I guess we all agree on this on; there is nothing more exciting than going travelling - exploring another country, experiencing a different culture, travelling around in new ways, sampling the local cuisine and chatting to the local people for a different perspective on life.
However during our travels we learned that there is one certain thing that you should be aware of and prepared for to make sure that the trip is as easy and enjoyable as possible. We always try to see everything once we're there, but this is not always an act of responsible travelling. We always talk to the locals and we know that they have the information about just the right spots to visit and how to undertake them. It will not only enhance your experiences but also avoid any unnecessary hassles.
For me the travel tips I have written down in this section made the most of mine travel experience and I came home in the same happy, healthy state that I left.
I was at the Parish church which is located in a high position above the old town, wondering where to find a road that would take me to the bottom. I started walking and came across quite a narrow walkway. In no time, I was in the Stadplatz!
Maybe it sounds a bit weird, but as an experience traveler I know that you every now and then need this kind of information in advance: electricity in Austria is 230 Volts, alternating at 50 cycles per second. If you travel to Austria with a device that does not accept 230 Volts at 50 Hertz, you will need a voltage converter.
There are three main types of voltage converter. Resistor-network converters will usually be advertised as supporting something like 50-1600 Watts. They are light-weight and support high-wattage electrical appliances like hair dryers and irons. However, they can only be used for short periods of time and are not ideal for digital devices. Some companies sell combination converters that include both a resistor network and a transformer in the same package. This kind of converter will usually come with a switch that switches between the two modes. If you absolutely need both types of converter, then this is the type to buy.
Outlets in Austria generally accept 1 type of plug: Two round pins (see the picture). If your appliances plug has a different shape, you may need a plug adapter. Depending on how much you plan to travel in the future, it may be worthwhile to get a combination voltage converter and plug adapter.
Here's just another example of the great architectural feats that await the visitor. The artwork, the carvings, and even the building designs make each of the structures so unique and worth admiring. Steyr is fortunate to have retained so many of its historical buildings despite WWII bombings (which I hear missed the Stadtplatz).
As you make your way through the Stadtplatz pay close attention to the numerous ornate façades. Many of the buildings on the Stadtplatz, and several on side streets, have very unique artwork painted or special carvings on the building's façades. For those of you who are artistically inclined, I'd suggest taking the time to admire these. You may find several of them to your liking.
Already in the early 17th century "goldsmiths and clockmakers" were well known words as skilful and elaborate iron clocks were produced in Steyr and among the most famous clockmakers of this time is "Johann Mayr of Steyr".
But my skilled guide told me that also "serrated knifes" were invented in Steyr.
There is a traditional Austrian drink that is non-alcholoic called Almdudler.

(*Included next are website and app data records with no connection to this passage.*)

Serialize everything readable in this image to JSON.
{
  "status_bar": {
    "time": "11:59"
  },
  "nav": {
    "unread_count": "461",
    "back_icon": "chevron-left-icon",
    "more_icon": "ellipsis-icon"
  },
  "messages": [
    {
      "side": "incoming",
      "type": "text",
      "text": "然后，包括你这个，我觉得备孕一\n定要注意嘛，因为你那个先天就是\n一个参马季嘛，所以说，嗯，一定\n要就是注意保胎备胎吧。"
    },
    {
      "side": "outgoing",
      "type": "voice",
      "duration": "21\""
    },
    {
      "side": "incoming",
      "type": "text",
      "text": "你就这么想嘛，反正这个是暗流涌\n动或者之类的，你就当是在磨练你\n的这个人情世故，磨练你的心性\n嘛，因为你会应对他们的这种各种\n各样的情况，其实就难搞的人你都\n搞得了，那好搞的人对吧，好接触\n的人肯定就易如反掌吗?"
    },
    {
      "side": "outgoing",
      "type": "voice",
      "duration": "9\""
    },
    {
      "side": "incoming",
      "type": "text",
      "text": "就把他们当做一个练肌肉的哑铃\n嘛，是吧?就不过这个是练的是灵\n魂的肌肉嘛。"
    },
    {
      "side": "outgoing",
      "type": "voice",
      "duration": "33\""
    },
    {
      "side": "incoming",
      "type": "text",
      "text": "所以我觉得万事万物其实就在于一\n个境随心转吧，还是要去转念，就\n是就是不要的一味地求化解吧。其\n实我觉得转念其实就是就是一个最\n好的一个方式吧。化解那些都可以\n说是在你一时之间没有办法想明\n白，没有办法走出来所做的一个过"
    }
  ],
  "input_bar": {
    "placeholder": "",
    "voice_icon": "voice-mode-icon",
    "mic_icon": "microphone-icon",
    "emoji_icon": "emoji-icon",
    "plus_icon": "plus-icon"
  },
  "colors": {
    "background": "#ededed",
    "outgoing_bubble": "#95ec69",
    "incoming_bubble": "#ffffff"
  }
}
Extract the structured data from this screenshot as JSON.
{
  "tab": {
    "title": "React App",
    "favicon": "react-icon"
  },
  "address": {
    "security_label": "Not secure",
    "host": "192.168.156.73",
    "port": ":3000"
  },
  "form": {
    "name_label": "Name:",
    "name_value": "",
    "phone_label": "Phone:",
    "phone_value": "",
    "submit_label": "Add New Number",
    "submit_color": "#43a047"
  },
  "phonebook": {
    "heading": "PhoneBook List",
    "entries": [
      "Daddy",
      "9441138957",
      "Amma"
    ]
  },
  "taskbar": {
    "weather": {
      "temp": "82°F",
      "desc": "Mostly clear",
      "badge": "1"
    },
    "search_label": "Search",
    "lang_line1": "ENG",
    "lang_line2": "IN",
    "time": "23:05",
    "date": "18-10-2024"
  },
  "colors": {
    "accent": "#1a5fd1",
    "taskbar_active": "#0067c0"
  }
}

The meaning of the name comes from
Alm = Alpine meadow
Dudler = There is an Austrian musical instrument similiar to the bagpipe, the person who plays this is called a "dudler".
We tried this drink when Michael took us to a small outdoor bar/pub/cafe in Steyr. We almost did not get our drinks..... I asked Michael how to pronounce the name of this famous drink and then I proceeded to order one for myself. After several tries the waiter finally realized what I wanted and then broke into a fit of laughter. I ask you, is my Austrian accent really THAT BAD ^O^. But we did get our drinks and we also learned that the waitress working there had visited Israel so everyone said "Shalom" (hello in Hebrew)...
Is it a local custom or a custom of local dentists or just the idea of one dentist with humor to use the shape of a canine as a vane?... lol...